Human-elephant conflict in Bangladesh;causes and intensity of fatalities.
The intensity of human-elephant conflict is fast growing in tropical and subtropical countries. Why such a sudden increase in human and wildlife conflict? This question is not because researchers have become more interested but because people want to know the reason for this human and wildlife conflict and what kind of solutions can be mitigated to solve this life hazardous conflict. The main purpose of my research was to record the level of human and elephant conflict in Bangladesh, has it been increasing gradually or been stable during the years 1972 to 2012? In addition, I wanted to evaluate the intensity of the conflict in relation to regions, locations, occupation of victims, time of the day, sex and age of the victims. Number of attacks gradually increased from 2000 to 2012. Before 2000 human and elephant conflict intensity was under control but after this year the number of attacks increased yearly. Overexploited forest resources, has explored more fragmented elephant habitats, out broken the land price and displaced more people. These are the fundamental causes of human and elephant conflict after 2000. Furthermore, lack of alternative livelihood opportunities near forests, corruption by forest staff and officers, weak forest and wildlife management laws are all indirectly induced to soar up the intensity of the conflict between people living close to forests and wild elephants. The conflict intensity rate was different between the Northwestern and Southeastern regions of Bangladesh due to different topography, location and size. Since the Southeastern region is very large and hillier than the Northwestern region, the elephant infestation rate was higher in this region. The most significant numbers of causalities happened during the winter and rainy season due to the cropping season. A significant higher number of deaths and injuries occurred during the night and early morning because elephant are more active due to their nocturnal behavior. Farmer was facing a higher rate of attacks than other occupations, and those living close to forests. A significant higher number of attacks occurred at forest edges than other locations. Male experienced more attacks than females and older age groups more attacks than other age groups. Moreover, number of attacks was higher by elephants in groups than by single elephants. Group attacks were most frequent in settlements and crop fields whereas single attacks occurred inside forests. During attacks, elephants mostly used both the leg and the trunk. Conflict related injuries were the main responsibility for elephant deaths.

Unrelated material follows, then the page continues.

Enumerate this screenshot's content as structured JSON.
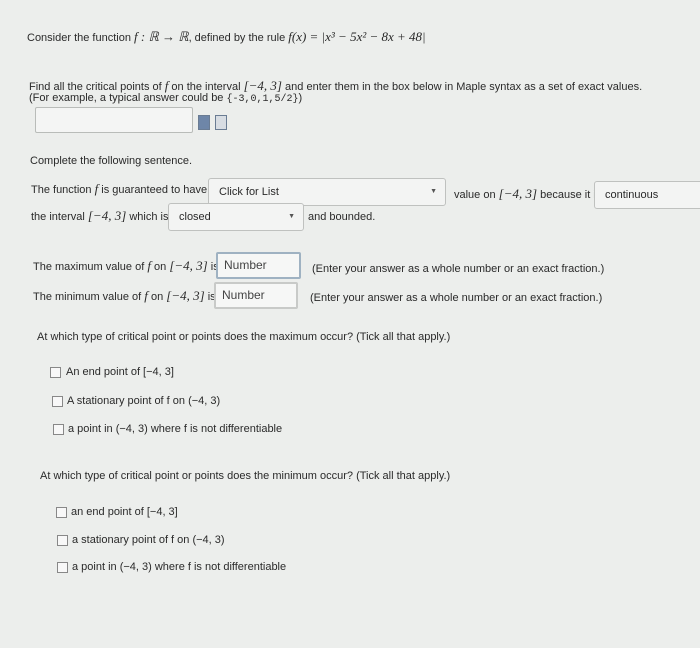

Place, publisher, year, edition, pages
Institutt for biologi , 2013. , 42 p.
IdentifiersURN: urn:nbn:no:ntnu:diva-21609Local ID: ntnudaim:10284OAI: oai:DiVA.org:ntnu-21609DiVA: diva2:640176
Røskaft, Eivin, Professor